------ EXERCISE MATERIAL

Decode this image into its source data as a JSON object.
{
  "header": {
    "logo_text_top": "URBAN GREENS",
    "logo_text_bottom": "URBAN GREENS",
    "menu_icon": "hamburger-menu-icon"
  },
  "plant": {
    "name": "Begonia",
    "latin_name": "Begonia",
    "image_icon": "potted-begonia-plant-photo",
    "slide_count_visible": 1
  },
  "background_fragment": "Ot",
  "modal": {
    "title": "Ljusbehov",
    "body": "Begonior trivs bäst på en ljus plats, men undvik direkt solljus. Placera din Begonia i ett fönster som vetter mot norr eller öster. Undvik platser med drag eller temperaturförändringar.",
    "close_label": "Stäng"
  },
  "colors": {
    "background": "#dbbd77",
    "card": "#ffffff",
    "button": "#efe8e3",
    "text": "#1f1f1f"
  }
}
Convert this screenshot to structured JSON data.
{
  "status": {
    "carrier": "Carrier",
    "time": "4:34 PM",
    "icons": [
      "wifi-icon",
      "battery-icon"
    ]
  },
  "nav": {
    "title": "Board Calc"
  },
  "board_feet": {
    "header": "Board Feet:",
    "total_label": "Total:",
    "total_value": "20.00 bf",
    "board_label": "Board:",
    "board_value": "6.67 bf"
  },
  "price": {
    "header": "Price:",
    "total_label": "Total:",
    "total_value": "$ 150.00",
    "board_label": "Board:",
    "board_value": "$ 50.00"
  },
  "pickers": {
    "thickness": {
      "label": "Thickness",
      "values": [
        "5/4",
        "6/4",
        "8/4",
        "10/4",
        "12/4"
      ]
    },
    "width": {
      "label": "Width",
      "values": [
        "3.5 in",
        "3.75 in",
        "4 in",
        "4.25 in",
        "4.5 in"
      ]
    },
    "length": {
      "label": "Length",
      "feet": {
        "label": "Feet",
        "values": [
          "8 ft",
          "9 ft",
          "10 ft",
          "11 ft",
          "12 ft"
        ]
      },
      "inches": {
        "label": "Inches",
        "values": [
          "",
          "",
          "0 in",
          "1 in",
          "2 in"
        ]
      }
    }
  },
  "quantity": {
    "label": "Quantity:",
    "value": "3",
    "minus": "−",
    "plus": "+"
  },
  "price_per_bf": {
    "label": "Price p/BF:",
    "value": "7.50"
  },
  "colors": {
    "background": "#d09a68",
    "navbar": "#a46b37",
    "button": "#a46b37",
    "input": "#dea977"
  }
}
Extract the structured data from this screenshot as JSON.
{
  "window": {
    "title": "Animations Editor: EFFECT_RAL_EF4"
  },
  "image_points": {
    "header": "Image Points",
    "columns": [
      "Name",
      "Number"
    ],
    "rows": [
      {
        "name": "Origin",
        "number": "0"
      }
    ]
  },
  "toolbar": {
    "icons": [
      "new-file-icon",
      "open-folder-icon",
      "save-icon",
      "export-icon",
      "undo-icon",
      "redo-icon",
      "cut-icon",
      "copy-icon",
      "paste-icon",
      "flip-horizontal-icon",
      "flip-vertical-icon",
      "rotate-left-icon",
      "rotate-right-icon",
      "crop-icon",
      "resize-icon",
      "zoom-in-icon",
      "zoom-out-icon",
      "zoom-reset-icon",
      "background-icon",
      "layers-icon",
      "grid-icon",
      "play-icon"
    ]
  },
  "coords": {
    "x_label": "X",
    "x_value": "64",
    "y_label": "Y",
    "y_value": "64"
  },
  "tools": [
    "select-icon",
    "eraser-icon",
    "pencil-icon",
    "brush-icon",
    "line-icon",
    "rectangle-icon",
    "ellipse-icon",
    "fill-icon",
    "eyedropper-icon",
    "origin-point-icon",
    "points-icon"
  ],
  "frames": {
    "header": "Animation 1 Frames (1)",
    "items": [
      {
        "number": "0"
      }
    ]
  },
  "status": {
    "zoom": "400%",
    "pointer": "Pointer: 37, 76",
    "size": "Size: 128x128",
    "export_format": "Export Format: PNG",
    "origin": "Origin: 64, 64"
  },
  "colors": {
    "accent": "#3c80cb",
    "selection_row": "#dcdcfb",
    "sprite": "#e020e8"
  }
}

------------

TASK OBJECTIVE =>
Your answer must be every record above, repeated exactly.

PROBLEM SOLUTION =>
Decode this image into its source data as a JSON object.
{
  "header": {
    "logo_text_top": "URBAN GREENS",
    "logo_text_bottom": "URBAN GREENS",
    "menu_icon": "hamburger-menu-icon"
  },
  "plant": {
    "name": "Begonia",
    "latin_name": "Begonia",
    "image_icon": "potted-begonia-plant-photo",
    "slide_count_visible": 1
  },
  "background_fragment": "Ot",
  "modal": {
    "title": "Ljusbehov",
    "body": "Begonior trivs bäst på en ljus plats, men undvik direkt solljus. Placera din Begonia i ett fönster som vetter mot norr eller öster. Undvik platser med drag eller temperaturförändringar.",
    "close_label": "Stäng"
  },
  "colors": {
    "background": "#dbbd77",
    "card": "#ffffff",
    "button": "#efe8e3",
    "text": "#1f1f1f"
  }
}
Convert this screenshot to structured JSON data.
{
  "status": {
    "carrier": "Carrier",
    "time": "4:34 PM",
    "icons": [
      "wifi-icon",
      "battery-icon"
    ]
  },
  "nav": {
    "title": "Board Calc"
  },
  "board_feet": {
    "header": "Board Feet:",
    "total_label": "Total:",
    "total_value": "20.00 bf",
    "board_label": "Board:",
    "board_value": "6.67 bf"
  },
  "price": {
    "header": "Price:",
    "total_label": "Total:",
    "total_value": "$ 150.00",
    "board_label": "Board:",
    "board_value": "$ 50.00"
  },
  "pickers": {
    "thickness": {
      "label": "Thickness",
      "values": [
        "5/4",
        "6/4",
        "8/4",
        "10/4",
        "12/4"
      ]
    },
    "width": {
      "label": "Width",
      "values": [
        "3.5 in",
        "3.75 in",
        "4 in",
        "4.25 in",
        "4.5 in"
      ]
    },
    "length": {
      "label": "Length",
      "feet": {
        "label": "Feet",
        "values": [
          "8 ft",
          "9 ft",
          "10 ft",
          "11 ft",
          "12 ft"
        ]
      },
      "inches": {
        "label": "Inches",
        "values": [
          "",
          "",
          "0 in",
          "1 in",
          "2 in"
        ]
      }
    }
  },
  "quantity": {
    "label": "Quantity:",
    "value": "3",
    "minus": "−",
    "plus": "+"
  },
  "price_per_bf": {
    "label": "Price p/BF:",
    "value": "7.50"
  },
  "colors": {
    "background": "#d09a68",
    "navbar": "#a46b37",
    "button": "#a46b37",
    "input": "#dea977"
  }
}
Extract the structured data from this screenshot as JSON.
{
  "window": {
    "title": "Animations Editor: EFFECT_RAL_EF4"
  },
  "image_points": {
    "header": "Image Points",
    "columns": [
      "Name",
      "Number"
    ],
    "rows": [
      {
        "name": "Origin",
        "number": "0"
      }
    ]
  },
  "toolbar": {
    "icons": [
      "new-file-icon",
      "open-folder-icon",
      "save-icon",
      "export-icon",
      "undo-icon",
      "redo-icon",
      "cut-icon",
      "copy-icon",
      "paste-icon",
      "flip-horizontal-icon",
      "flip-vertical-icon",
      "rotate-left-icon",
      "rotate-right-icon",
      "crop-icon",
      "resize-icon",
      "zoom-in-icon",
      "zoom-out-icon",
      "zoom-reset-icon",
      "background-icon",
      "layers-icon",
      "grid-icon",
      "play-icon"
    ]
  },
  "coords": {
    "x_label": "X",
    "x_value": "64",
    "y_label": "Y",
    "y_value": "64"
  },
  "tools": [
    "select-icon",
    "eraser-icon",
    "pencil-icon",
    "brush-icon",
    "line-icon",
    "rectangle-icon",
    "ellipse-icon",
    "fill-icon",
    "eyedropper-icon",
    "origin-point-icon",
    "points-icon"
  ],
  "frames": {
    "header": "Animation 1 Frames (1)",
    "items": [
      {
        "number": "0"
      }
    ]
  },
  "status": {
    "zoom": "400%",
    "pointer": "Pointer: 37, 76",
    "size": "Size: 128x128",
    "export_format": "Export Format: PNG",
    "origin": "Origin: 64, 64"
  },
  "colors": {
    "accent": "#3c80cb",
    "selection_row": "#dcdcfb",
    "sprite": "#e020e8"
  }
}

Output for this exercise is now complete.